This Maymester course takes place in Sevilla, Spain. Europe is on the brink of a momentous decision. A constitution has been proposed that, if adopted, is expected to be signed in Rome around June 1, 2004. Unlike the Treaty of Rome and subsequent treaties that underpin the current European Union, the proposed constitution creates an entity of a different sort that has many similarities to the U.S. Constitution, especially at our founding. Europe is in the midst of a "Constitutional moment." This is a rare moment for Europe, but it is also a rare moment in constitutionalism. The course will center on a comparison of the U.S. Constitution and the European Constitution with particular attention given to the federal nature of the documents. Some attention will also be given to constitutionalizing rights. There is debate over whether the European Constitution actually establishes a federal structure. The central issue in the early development of the U.S. Constitution was the relationship of the states to the federal government, and the issue remains an important one. The current U.S. Supreme Court has reignited federalism controversies thought to have been long-settled. The relationship of the nation states of Europe to the European Union will continue to be the central issue for European governance for some time whether or not the current draft of the Constitution is adopted. Students will learn about the evolution of the federal structure in the United States and use that as a reference point to try to understand the problems and potential for European constitutionalism. Implicit in this focus is an examination of whether or not the experience of the United States is especially relevant. In the course of study, students should learn a fair amount about how the European Union is governed, and they should learn a fair amount about American constitutional law. Most importantly for this program, presence in Europe will allow students to be on the scene to observe the politics of a possible constitutional founding moment. The course could be profitably taught in any of the countries of the European Union. The advantage of being in any EU country is that students will be able to observe the extent to which the authority of that country is being replaced or modified by the EU, more generally, the nature of the debates and issues involved in a situation of dual sovereignty. If the Constitution is passed and signed in June, it should also be exciting to be in Europe at the founding moment. Speaking Spanish is not required for the course, but an additional advantage to being is Spain is that many students will have the opportunity to improve their Spanish, and many students will be able at least to recognize debates about Europe occurring in the media.

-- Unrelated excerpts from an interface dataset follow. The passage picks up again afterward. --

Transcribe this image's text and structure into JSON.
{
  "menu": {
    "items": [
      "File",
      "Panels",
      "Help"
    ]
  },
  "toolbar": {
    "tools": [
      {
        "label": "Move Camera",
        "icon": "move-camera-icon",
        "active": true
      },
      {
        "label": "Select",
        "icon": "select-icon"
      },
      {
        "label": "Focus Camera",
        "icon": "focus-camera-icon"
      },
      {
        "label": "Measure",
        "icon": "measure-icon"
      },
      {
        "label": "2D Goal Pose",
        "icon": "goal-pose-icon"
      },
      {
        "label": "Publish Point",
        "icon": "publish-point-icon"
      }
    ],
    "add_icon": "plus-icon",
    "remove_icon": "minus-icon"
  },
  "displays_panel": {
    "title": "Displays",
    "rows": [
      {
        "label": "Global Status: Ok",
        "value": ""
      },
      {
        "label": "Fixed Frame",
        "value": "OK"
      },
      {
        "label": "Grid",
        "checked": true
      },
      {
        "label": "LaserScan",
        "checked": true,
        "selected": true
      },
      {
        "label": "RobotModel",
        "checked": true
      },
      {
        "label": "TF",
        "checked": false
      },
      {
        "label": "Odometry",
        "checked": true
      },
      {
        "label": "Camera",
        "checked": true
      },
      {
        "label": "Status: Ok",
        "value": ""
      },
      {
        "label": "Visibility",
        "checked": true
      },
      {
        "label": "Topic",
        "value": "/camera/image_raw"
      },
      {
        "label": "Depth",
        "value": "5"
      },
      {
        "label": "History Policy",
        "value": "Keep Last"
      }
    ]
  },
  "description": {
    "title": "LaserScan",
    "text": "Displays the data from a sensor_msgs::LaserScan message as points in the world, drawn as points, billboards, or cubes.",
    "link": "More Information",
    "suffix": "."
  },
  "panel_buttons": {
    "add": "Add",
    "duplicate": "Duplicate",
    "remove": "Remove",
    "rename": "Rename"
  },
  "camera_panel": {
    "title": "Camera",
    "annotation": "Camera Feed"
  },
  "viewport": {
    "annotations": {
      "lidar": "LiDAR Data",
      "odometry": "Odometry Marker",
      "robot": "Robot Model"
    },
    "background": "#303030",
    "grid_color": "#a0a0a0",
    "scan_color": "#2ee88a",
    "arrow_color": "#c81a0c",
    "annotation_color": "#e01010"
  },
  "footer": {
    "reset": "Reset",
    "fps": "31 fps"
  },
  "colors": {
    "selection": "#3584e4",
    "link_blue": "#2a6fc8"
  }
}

Generally speaking, students will read some works on the American founding and many of the famous Supreme Court cases wrestling with issues of power between the national government and the states. Students will also read materials on the structure of the European Union and read several cases in which the European Court of Justice has acted in ways centralizing power that offer striking parallels to what occurred in the U. S. Supreme Court.